Our study echoes these results, as participants gathered in Clusters 3 & 4 were mainly males, who were also older and more experienced cannabis users (in terms of duration since initiation), characterized by heavy use of both alcohol and cannabis, and (at least for Cluster 3) a high prevalence of illicit stimulant use during the previous year. We can assume that these participants were prone to combine the psychoactive effects of alcohol and cannabis (or, to a lesser extent, illicit stimulants) in recreational settings, in order to optimise their leisure time .
Contrary to the image that athletes do not use psychoactive drugs , this study on French sport sciences students suggests that a number of athletic subgroups are at increased risk for cannabis use. In order to design preventive action programs adapted to sport sciences students as well as to other populations engaged in sporting activities, further research is needed to better understand how various aspects of sports participation interact with different levels of drug use, and we believe that considering different kind of polydrug use, instead of considering each substance use separately, is a promising avenue of research.
We thank the participants of this research.
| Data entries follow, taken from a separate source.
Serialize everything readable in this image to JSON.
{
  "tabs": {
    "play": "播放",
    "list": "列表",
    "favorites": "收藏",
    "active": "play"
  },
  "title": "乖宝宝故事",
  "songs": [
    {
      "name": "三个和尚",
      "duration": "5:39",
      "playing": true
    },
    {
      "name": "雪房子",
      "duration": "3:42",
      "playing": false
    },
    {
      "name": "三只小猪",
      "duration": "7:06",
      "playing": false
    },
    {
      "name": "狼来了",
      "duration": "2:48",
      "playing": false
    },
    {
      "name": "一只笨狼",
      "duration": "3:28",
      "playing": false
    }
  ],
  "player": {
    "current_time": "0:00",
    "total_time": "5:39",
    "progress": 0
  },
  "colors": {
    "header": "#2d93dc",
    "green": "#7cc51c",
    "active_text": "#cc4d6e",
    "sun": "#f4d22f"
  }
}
It was conducted thanks to a grant from the MILDECA (Interministerial Mission for Combating Drugs and Addictive Behaviors) and Paris 13 University (Call for Proposals IRESP Prevention 2015).
This work was supported by the Interministerial Mission for Combating Drugs and Addictive Behaviors (MILDECA) and Paris 13 University under grant from Call for Proposals IRESP Prevention 2015.
The authors report no conflict of interest.